Surprisingly, Army officials allowed filmmakers Tony Gerber and Jesse Moss to follow a combat battalion as it underwent the two-week training course at Medina Wasl, an unstable "village" with an active Sunni insurgency that could tip the town into civil war. (Gerber would embed with the combat brigade while Moss would move into the village itself.) According to the scenario devised by the Olympian "simulation architects," the son of Medina Wasl's Shiite deputy mayor has been kidnapped and executed by a group of Sunni thugs, and it's the battalion's mission to provide security, interact with the local leadership and win the hearts and minds of the Iraqi civilians by providing lucrative reconstruction contracts and jobs. Courtesy, professionalism and respect are paramount -- interactions with the villagers are rewarded or punished with varying levels of insurgent activity -- but complications soon arise. Several civilians are killed as a result of a "poor escalation of force," and the brigade's inability to find the Sunni assassin leads to sectarian violence and possible civil war. This increasingly complicated scenario isn't scripted, peace is far from guaranteed and the line between reality and its incredible simulation has a funny way of getting blurry.

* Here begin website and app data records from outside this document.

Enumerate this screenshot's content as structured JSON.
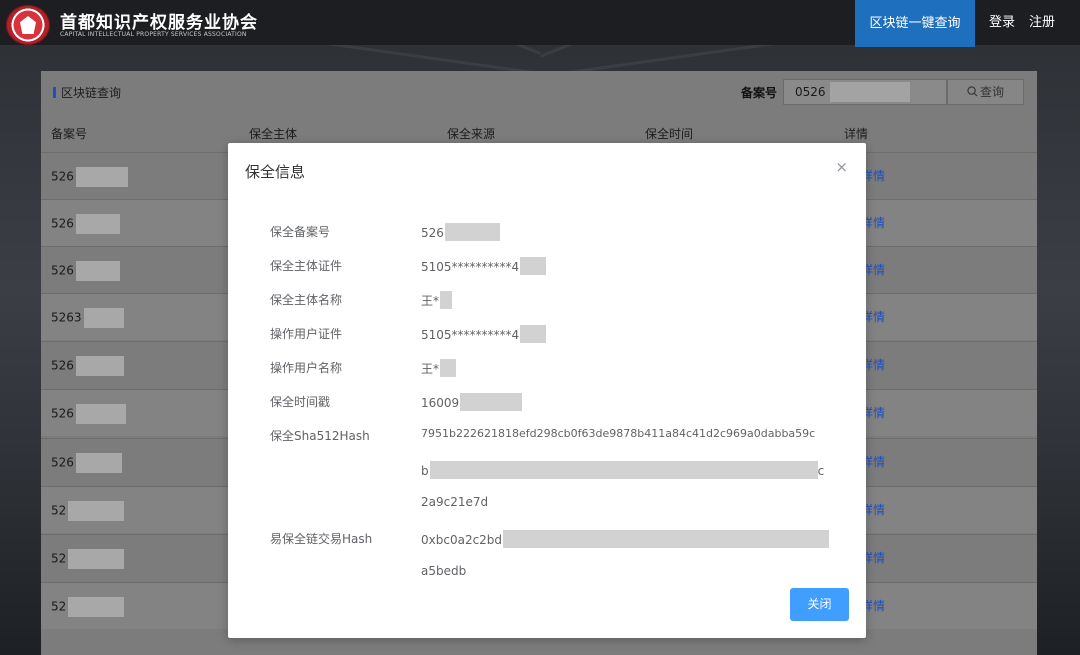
{
  "header": {
    "logo_title": "首都知识产权服务业协会",
    "logo_subtitle": "CAPITAL INTELLECTUAL PROPERTY SERVICES ASSOCIATION",
    "nav_active": "区块链一键查询",
    "login": "登录",
    "register": "注册"
  },
  "panel": {
    "title": "区块链查询",
    "filter_label": "备案号",
    "filter_value": "0526",
    "query_button": "查询",
    "columns": [
      "备案号",
      "保全主体",
      "保全来源",
      "保全时间",
      "详情"
    ],
    "rows": [
      {
        "id": "526",
        "detail": "详情"
      },
      {
        "id": "526",
        "detail": "详情"
      },
      {
        "id": "526",
        "detail": "详情"
      },
      {
        "id": "5263",
        "detail": "详情"
      },
      {
        "id": "526",
        "detail": "详情"
      },
      {
        "id": "526",
        "detail": "详情"
      },
      {
        "id": "526",
        "detail": "详情"
      },
      {
        "id": "52",
        "detail": "详情"
      },
      {
        "id": "52",
        "detail": "详情"
      },
      {
        "id": "52",
        "detail": "详情"
      }
    ]
  },
  "modal": {
    "title": "保全信息",
    "close_icon": "×",
    "fields": [
      {
        "label": "保全备案号",
        "value": "526"
      },
      {
        "label": "保全主体证件",
        "value": "5105**********4"
      },
      {
        "label": "保全主体名称",
        "value": "王*"
      },
      {
        "label": "操作用户证件",
        "value": "5105**********4"
      },
      {
        "label": "操作用户名称",
        "value": "王*"
      },
      {
        "label": "保全时间戳",
        "value": "16009"
      },
      {
        "label": "保全Sha512Hash",
        "value_lines": [
          "7951b222621818efd298cb0f63de9878b411a84c41d2c969a0dabba59c",
          "b",
          "c",
          "2a9c21e7d"
        ]
      },
      {
        "label": "易保全链交易Hash",
        "value_lines": [
          "0xbc0a2c2bd",
          "a5bedb"
        ]
      }
    ],
    "close_button": "关闭"
  },
  "colors": {
    "accent": "#409eff",
    "nav_active_bg": "#1f6fbf",
    "header_bg": "#1d1e22"
  }
}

At the end of two weeks, Gerber and Moss collected over 350 hours of footage which they've whittled down to a fascinating -- and quite revealing -- 85 minutes. The end result is a remarkable document that sheds quite a bit of light on how preparing soldiers for particular situations can reinforce preconceptions and reduce the highly complex and unpredictable situations that await them in the real Iraq to war-game scenarios. But there's also an unexpectedly poignant side to the film. Many of the facility's Iraqi employees -- Shiites, Sunnis, Kurds and Christians, united at last -- have been deeply affected by the war they are now play acting for the benefit of troops that will soon occupy their homeland. The title, by the way, is age-old slang for a soldier's complete combat gear, which for the U.S. soldiers in Iraq -- both real and otherwise -- weighs over 50 pounds. leave a comment --Ken Fox
There's a strange irony in the fact that one of the most provocative documentaries about the ongoing war in Iraq was shot some 7500 miles from Baghdad in California's Mojave Desert. There on a sprawling, 1000 square mile stretch of arid, sun-scorched land, the U.S. Army has constructed it's own Iraq at the National Training Center and Fort Irwin, a facility designed to train soldiers who are about to be deployed to the real locale. But the NTC is much more than a desert obstacle course: It's a billion dollar virtual world with 13 different mock Iraqi villages staffed with 1600 role players, 250 of whom are Iraqis who eat, sleep and work at the facility. Each actor is given a name, a cultural and religious identity, a backstory and an often complex motivation: Some are Sunni, others are Shiite; some welcome the Coalition forces with open arms while others are embittered by the loss of friends and family members. Interestingly, the insurgents -- and they are legion -- are played by actual U.S. soldiers, while the trainees themselves are equipped with laser-tag-type harnesses that register the results of militia attacks. One Lieutenant Colonel compares the endeavor to "one big reality TV show," but it's more like an epic role-playing game with a Defense Department budget and a cast of thousands.